Codd. 'CA (two ever licentious and D similarly so throughout St. Mark) substitute for the preposition en the preposition eis, -- (a sufficient proof to me that they understand EN to represent en, not e`n): and are followed by Tischendorf, Tregelles, and the Revisers. As for the chartered libertine B (and its servile henchman L), for the first en (but not for the second and third) it substitutes the preposition EIC: while, in ver.20, it retains the first en, but omits the other two. In all these vagaries Cod. B is followed by Westcott and Hort .
St. Paul in his Epistle to Titus [ii.5] directs that young women shall be keepers at home,' oikourou`s. So, (with five exceptions,) every known Codex , including the corrected ' and D, -- HKLP; besides 17, 37, 47. So also Clemens Alex. (A.D.180), -- Theodore of Mopsuestia , -- Basil , -- Chrysostom , -- Theodoret , -- Damascene . So again the Old Latin (domum custodientes ), -- the Vulgate (domus curam habentes ), -- and Jerome (habentes domus diligentiam ): and so the Peshitto and the Harkleian versions, -- besides the Bohairic.
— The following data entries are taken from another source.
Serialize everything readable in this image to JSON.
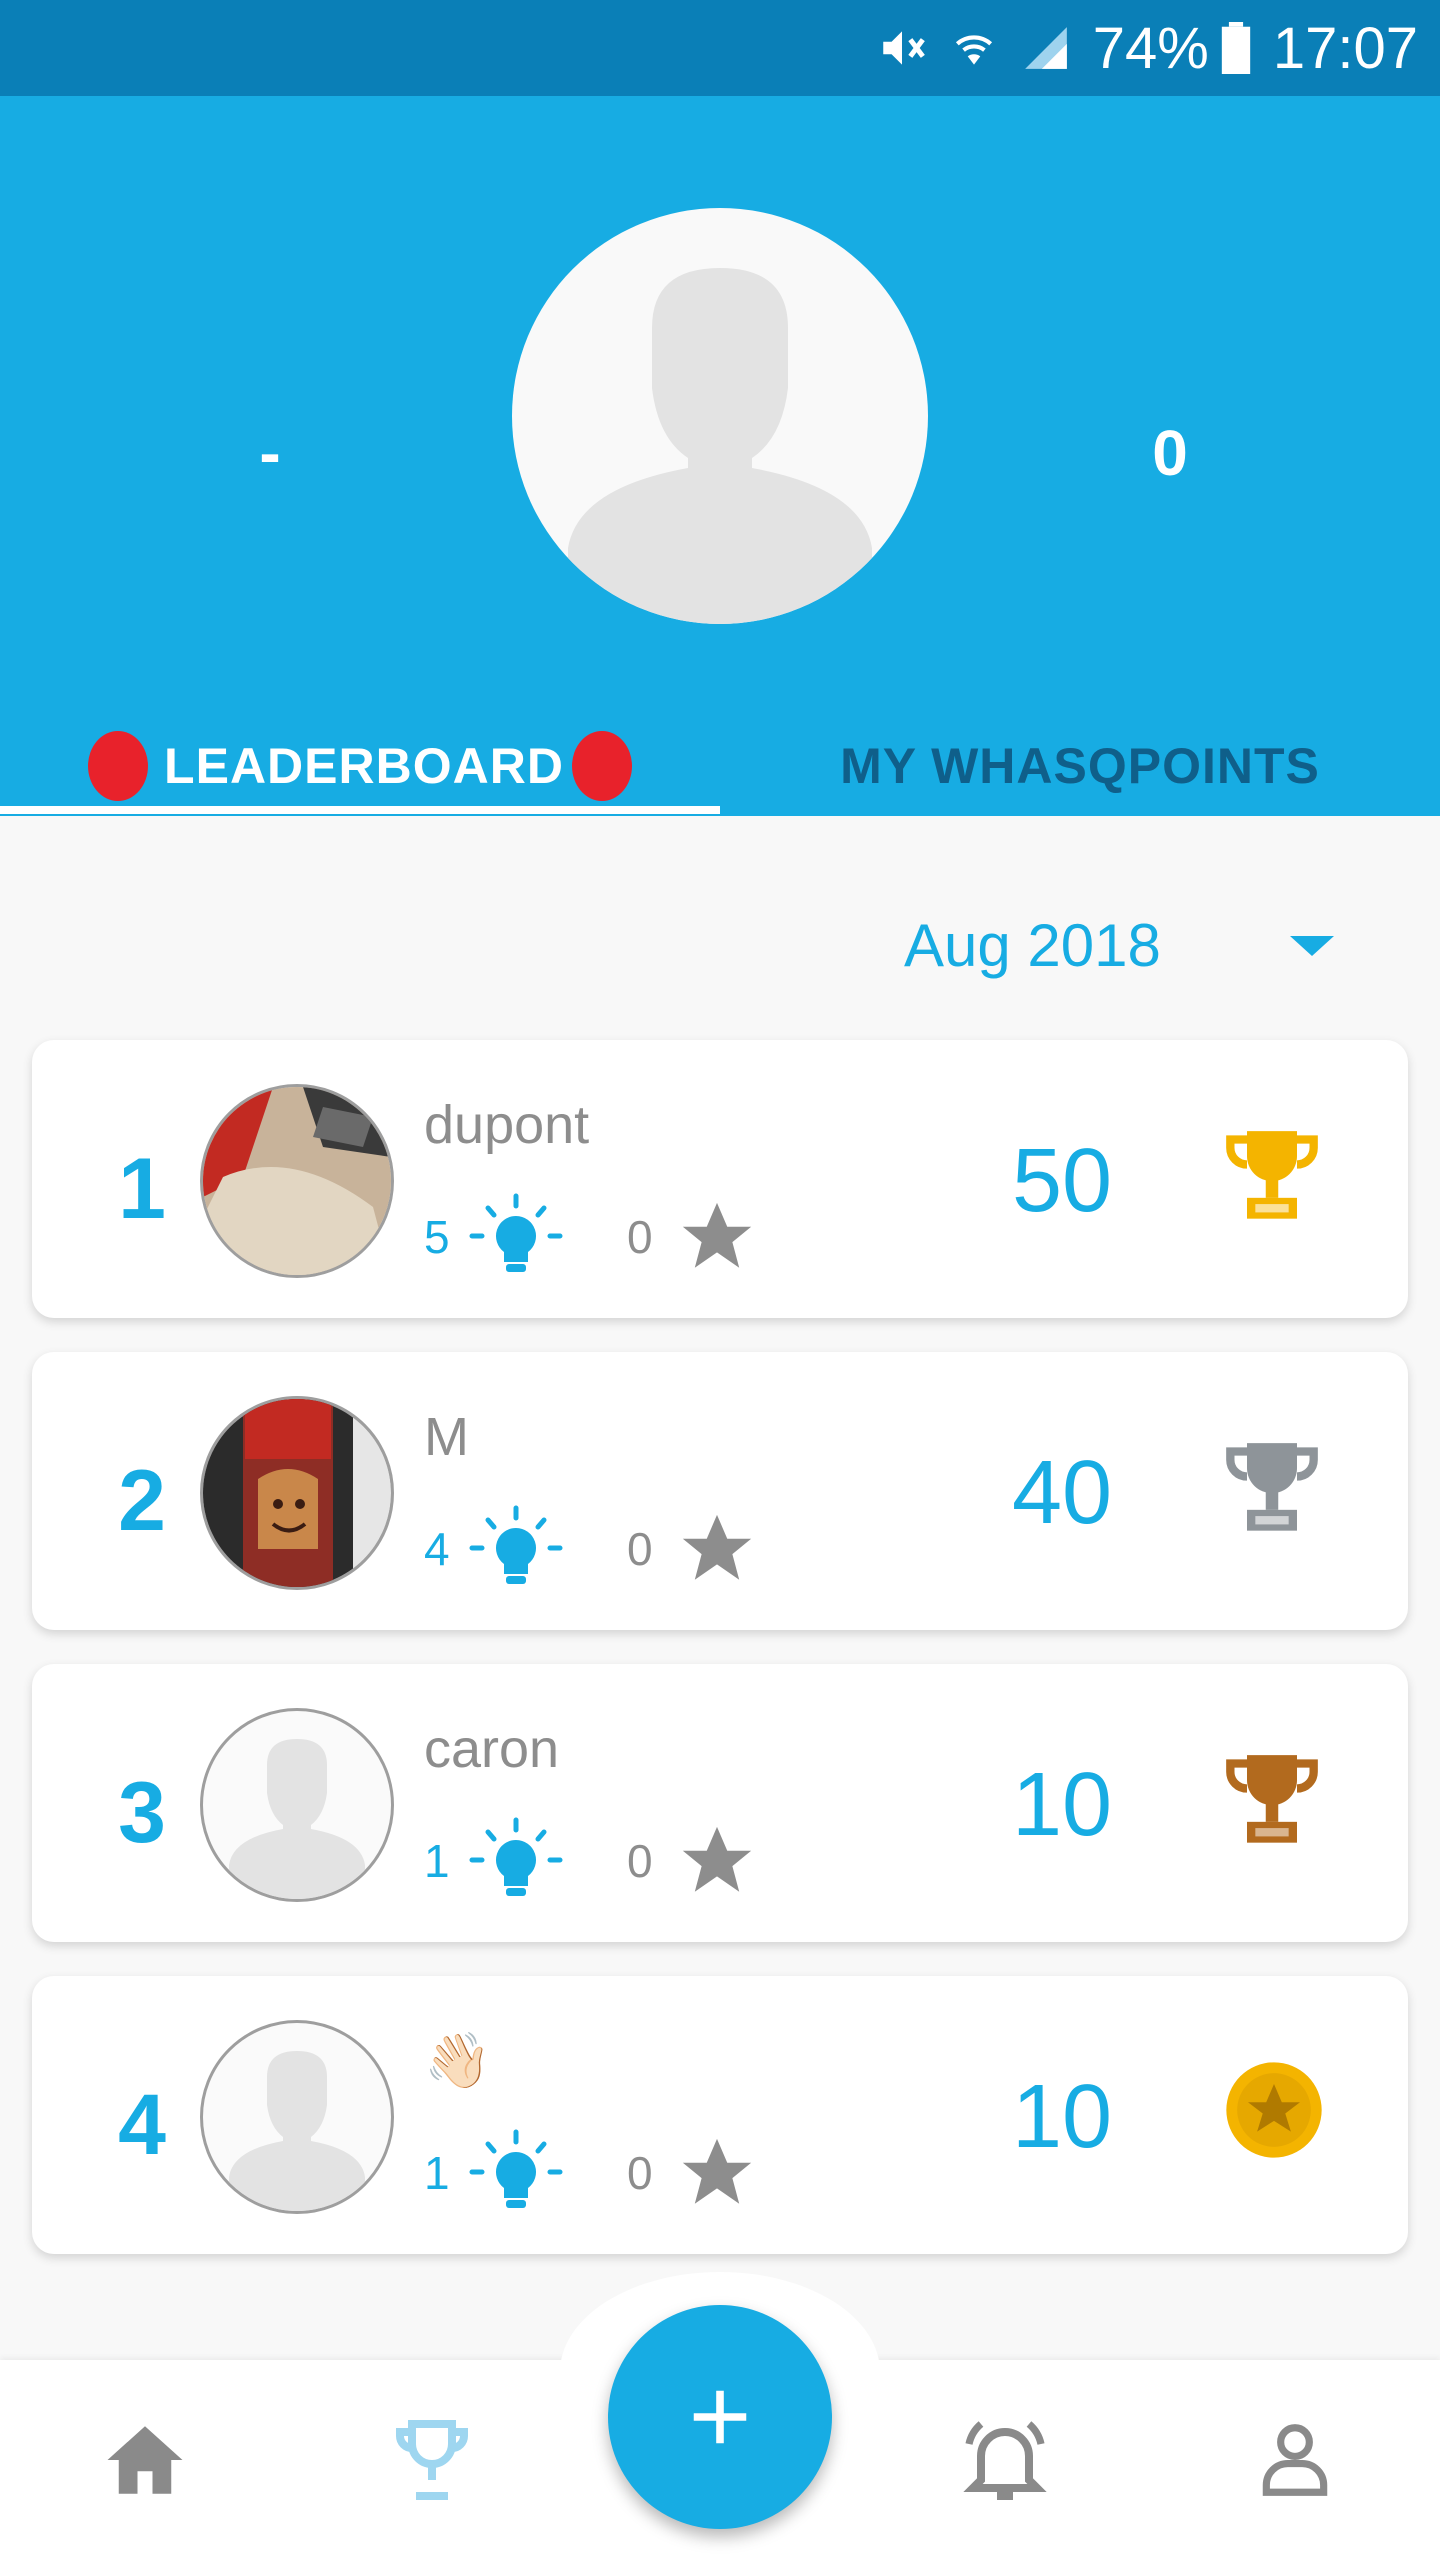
{
  "status_bar": {
    "battery_percent": "74%",
    "time": "17:07",
    "icons": [
      "mute-icon",
      "wifi-icon",
      "signal-icon",
      "battery-icon"
    ]
  },
  "header": {
    "left_stat": "-",
    "right_stat": "0",
    "avatar_icon": "person-placeholder-icon"
  },
  "tabs": [
    {
      "label": "LEADERBOARD",
      "active": true
    },
    {
      "label": "MY WHASQPOINTS",
      "active": false
    }
  ],
  "month_selector": {
    "label": "Aug 2018",
    "icon": "caret-down-icon"
  },
  "leaderboard": [
    {
      "rank": "1",
      "name": "dupont",
      "ideas": "5",
      "stars": "0",
      "score": "50",
      "award": "gold-trophy-icon"
    },
    {
      "rank": "2",
      "name": "M",
      "ideas": "4",
      "stars": "0",
      "score": "40",
      "award": "silver-trophy-icon"
    },
    {
      "rank": "3",
      "name": "caron",
      "ideas": "1",
      "stars": "0",
      "score": "10",
      "award": "bronze-trophy-icon"
    },
    {
      "rank": "4",
      "name": "👋🏻",
      "ideas": "1",
      "stars": "0",
      "score": "10",
      "award": "star-medal-icon"
    }
  ],
  "colors": {
    "primary": "#17ACE3",
    "status_bar": "#0A7FB7",
    "gold": "#F4B400",
    "silver": "#8E9499",
    "bronze": "#B26A1E",
    "badge_red": "#E8222B"
  },
  "bottom_nav": [
    "home-icon",
    "trophy-icon",
    "add-icon",
    "bell-icon",
    "profile-icon"
  ]
}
There evidently can be no doubt whatever about such a reading so supported. To be oikourou`s was held to be a woman's chiefest praise : kalliston ergon gune oikouros, writes Clemens Alex. ; assigning to the wife oikouria as her proper province . On the contrary, gadding about from house to house' is what the Apostle, writing to Timothy , expressly condemns. But of course the decisive consideration is not the support derived from internal evidence; but the plain fact that antiquity, variety, respectability, numbers, continuity of attestation, are all in favour of the Traditional reading.
Notwithstanding this, Lachmann, Tischendorf, Tregelles, Westcott and Hort, because they find oikourgous in '*ACD*F-G, are for thrusting that barbarous and scarcely intelligible' word, if it be not even a non-existent , into Titus ii.5. The Revised Version in consequence exhibits workers at home,' -- which Dr. Field may well call an unnecessary and most tasteless innovation.' But it is insufficiently attested as well, besides being a plain perversion of the Apostle's teaching. [And the error must have arisen from carelessness and ignorance, probably in the West where Greek was not properly understood.]
So again, in the cry of the demoniacs, ti' emin kai` soi', Iesou, huie tou Theou (St. Matt. viii.29) the name Iesou is omitted by B'.
The reason is plain the instant an ancient MS. is
inspected: -- KAICOIIUUIETOUThU: -- the recurrence of the same letters caused too great a strain to scribes, and the omission of two of them was the result of ordinary human infirmity.
Indeed, to this same source are to be attributed an extraordinary number of so-called various readings'; but which in reality, as has already been shewn, are nothing else but a collection of mistakes, -- the surviving tokens that anciently, as now, copying clerks left out words; whether misled by the fatal proximity of a like ending, or by the speedy recurrence of the like letters, or by some other phenomenon with which most men's acquaintance with books have long since made them familiar.